Good hygiene and sanitation reduced the risk. It is particularly contagious if the stools of an infected person reach a water supply – through overcrowding or a communal water supply. The vaccination is strongly recommended for certain groups of people – aid workers, visiting sites of current or previous cholera infections, and when you may be in remote locations without access to safe supplies of water. If you are unable to find bottled water, only drink water that has recently been bottled.

Speak to your GP or a nurse about whether you need the vaccination.

When do you need the cholera vaccination?

The cholera vaccination is given in the form of a liquid drink. Several doses should be taken approximately 4 weeks apart.

How much does the cholera vaccination cost?

The cholera vaccination is usually free on the NHS, obtainable through your GP. There will often be a charge, however, if you attend a private travel clinic to obtain your vaccinations.

** Recommended for some travellers to Thailand **

** Recommended for some travellers to Thailand **

** Recommended for some travellers to Thailand **

** Recommended for some travellers to Thailand **

Other risks

Certification requirements

The only proof of vaccination you require when entering Thailand is if you have come from a country with an ‘at risk of yellow fever’ status. That means you’ve either travelled in the country, you live in the country, or even if you’ve spent more than 12 hours transiting through the country – this includes airport layovers!
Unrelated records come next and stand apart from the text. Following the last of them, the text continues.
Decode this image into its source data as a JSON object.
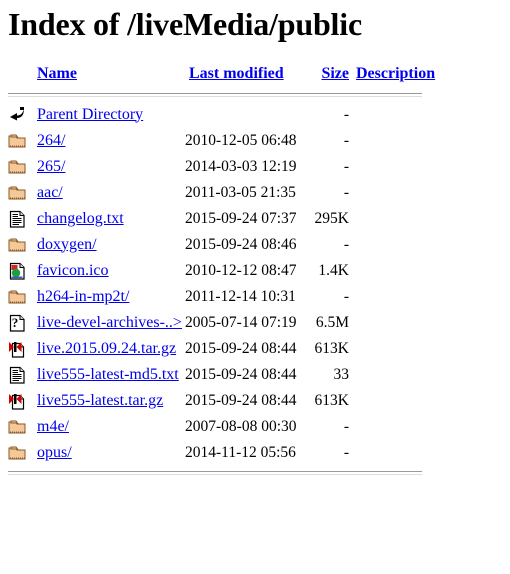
{
  "page": {
    "title": "Index of /liveMedia/public"
  },
  "table": {
    "headers": [
      {
        "label": "Name",
        "name": "sort-by-name"
      },
      {
        "label": "Last modified",
        "name": "sort-by-last-modified"
      },
      {
        "label": "Size",
        "name": "sort-by-size"
      },
      {
        "label": "Description",
        "name": "sort-by-description"
      }
    ],
    "rows": [
      {
        "icon": "parent-directory-icon",
        "name": "Parent Directory",
        "modified": "",
        "size": "-",
        "description": ""
      },
      {
        "icon": "folder-icon",
        "name": "264/",
        "modified": "2010-12-05 06:48",
        "size": "-",
        "description": ""
      },
      {
        "icon": "folder-icon",
        "name": "265/",
        "modified": "2014-03-03 12:19",
        "size": "-",
        "description": ""
      },
      {
        "icon": "folder-icon",
        "name": "aac/",
        "modified": "2011-03-05 21:35",
        "size": "-",
        "description": ""
      },
      {
        "icon": "text-file-icon",
        "name": "changelog.txt",
        "modified": "2015-09-24 07:37",
        "size": "295K",
        "description": ""
      },
      {
        "icon": "folder-icon",
        "name": "doxygen/",
        "modified": "2015-09-24 08:46",
        "size": "-",
        "description": ""
      },
      {
        "icon": "image-file-icon",
        "name": "favicon.ico",
        "modified": "2010-12-12 08:47",
        "size": "1.4K",
        "description": ""
      },
      {
        "icon": "folder-icon",
        "name": "h264-in-mp2t/",
        "modified": "2011-12-14 10:31",
        "size": "-",
        "description": ""
      },
      {
        "icon": "unknown-file-icon",
        "name": "live-devel-archives-..>",
        "modified": "2005-07-14 07:19",
        "size": "6.5M",
        "description": ""
      },
      {
        "icon": "compressed-file-icon",
        "name": "live.2015.09.24.tar.gz",
        "modified": "2015-09-24 08:44",
        "size": "613K",
        "description": ""
      },
      {
        "icon": "text-file-icon",
        "name": "live555-latest-md5.txt",
        "modified": "2015-09-24 08:44",
        "size": "33",
        "description": ""
      },
      {
        "icon": "compressed-file-icon",
        "name": "live555-latest.tar.gz",
        "modified": "2015-09-24 08:44",
        "size": "613K",
        "description": ""
      },
      {
        "icon": "folder-icon",
        "name": "m4e/",
        "modified": "2007-08-08 00:30",
        "size": "-",
        "description": ""
      },
      {
        "icon": "folder-icon",
        "name": "opus/",
        "modified": "2014-11-12 05:56",
        "size": "-",
        "description": ""
      }
    ]
  },
  "colors": {
    "link": "#0000ee",
    "folder": "#f5c89a",
    "folder_outline": "#b5773a",
    "rule": "#9a9a9a",
    "text": "#000000"
  }
}
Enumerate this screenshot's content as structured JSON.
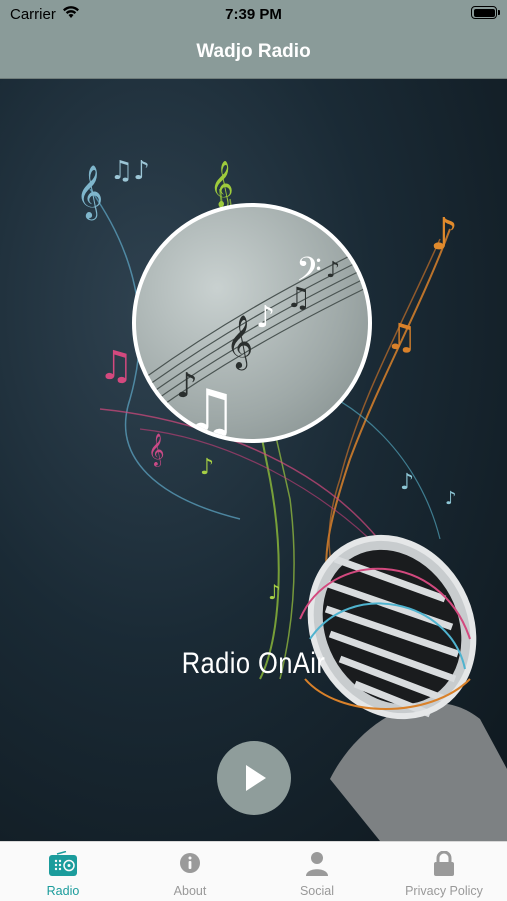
{
  "status_bar": {
    "carrier": "Carrier",
    "time": "7:39 PM"
  },
  "nav": {
    "title": "Wadjo Radio"
  },
  "player": {
    "station_name": "Radio OnAir",
    "state": "paused"
  },
  "tabs": [
    {
      "label": "Radio",
      "icon": "radio-icon",
      "active": true
    },
    {
      "label": "About",
      "icon": "info-icon",
      "active": false
    },
    {
      "label": "Social",
      "icon": "user-icon",
      "active": false
    },
    {
      "label": "Privacy Policy",
      "icon": "lock-icon",
      "active": false
    }
  ],
  "colors": {
    "bar": "#8a9b99",
    "accent": "#1b9c9c",
    "play": "#8f9d9b"
  }
}
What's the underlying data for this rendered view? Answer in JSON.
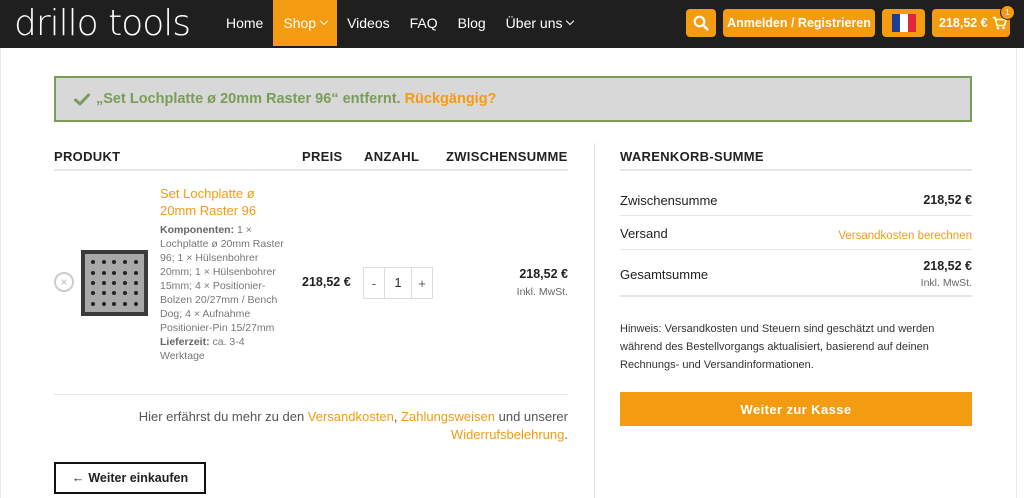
{
  "header": {
    "logo": "drillo tools",
    "nav": [
      {
        "label": "Home"
      },
      {
        "label": "Shop"
      },
      {
        "label": "Videos"
      },
      {
        "label": "FAQ"
      },
      {
        "label": "Blog"
      },
      {
        "label": "Über uns"
      }
    ],
    "login_label": "Anmelden / Registrieren",
    "cart_total": "218,52 €",
    "cart_count": "1",
    "accent_color": "#f39c12"
  },
  "notice": {
    "message": "„Set Lochplatte ø 20mm Raster 96“ entfernt.",
    "undo_label": "Rückgängig?"
  },
  "cart": {
    "headers": {
      "product": "PRODUKT",
      "price": "PREIS",
      "quantity": "ANZAHL",
      "subtotal": "ZWISCHENSUMME"
    },
    "item": {
      "name": "Set Lochplatte ø 20mm Raster 96",
      "components_label": "Komponenten:",
      "components_text": " 1 × Lochplatte ø 20mm Raster 96; 1 × Hülsenbohrer 20mm; 1 × Hülsenbohrer 15mm; 4 × Positionier-Bolzen 20/27mm / Bench Dog; 4 × Aufnahme Positionier-Pin 15/27mm",
      "delivery_label": "Lieferzeit:",
      "delivery_text": " ca. 3-4 Werktage",
      "price": "218,52 €",
      "quantity": "1",
      "subtotal": "218,52 €",
      "tax_note": "Inkl. MwSt."
    },
    "info_pre": "Hier erfährst du mehr zu den ",
    "info_link1": "Versandkosten",
    "info_sep": ", ",
    "info_link2": "Zahlungsweisen",
    "info_mid": " und unserer ",
    "info_link3": "Widerrufsbelehrung",
    "info_end": ".",
    "continue_label": "Weiter einkaufen"
  },
  "totals": {
    "title": "WARENKORB-SUMME",
    "subtotal_label": "Zwischensumme",
    "subtotal_value": "218,52 €",
    "shipping_label": "Versand",
    "shipping_value": "Versandkosten berechnen",
    "total_label": "Gesamtsumme",
    "total_value": "218,52 €",
    "total_tax_note": "Inkl. MwSt.",
    "hint": "Hinweis: Versandkosten und Steuern sind geschätzt und werden während des Bestellvorgangs aktualisiert, basierend auf deinen Rechnungs- und Versandinformationen.",
    "checkout_label": "Weiter zur Kasse"
  }
}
Which countries have a risk of yellow fever?

Angola, Argentina, Benin, Bolivia, Brazil, Burkino Faso, Burundi, Cameroon, Central African Republic, Chad, Colombia, Congo, Cote d’Ivorie, Democratic Republic of the Congo, Ecuador, Equatorial Guinea, Ethiopia, French Guiana, Gabon, Gambia, Ghana, Gunea, Guinea-Bissau, Guyana, Kenya, Liberia, Mali, Mauritania, Niger, Nigeria, Panama, Paraguay, Peru, Senegal, Sierra Leone, South Sudan, Sudan, Suriname, Togo, Trinidad and Tobago, Uganda, Venezuela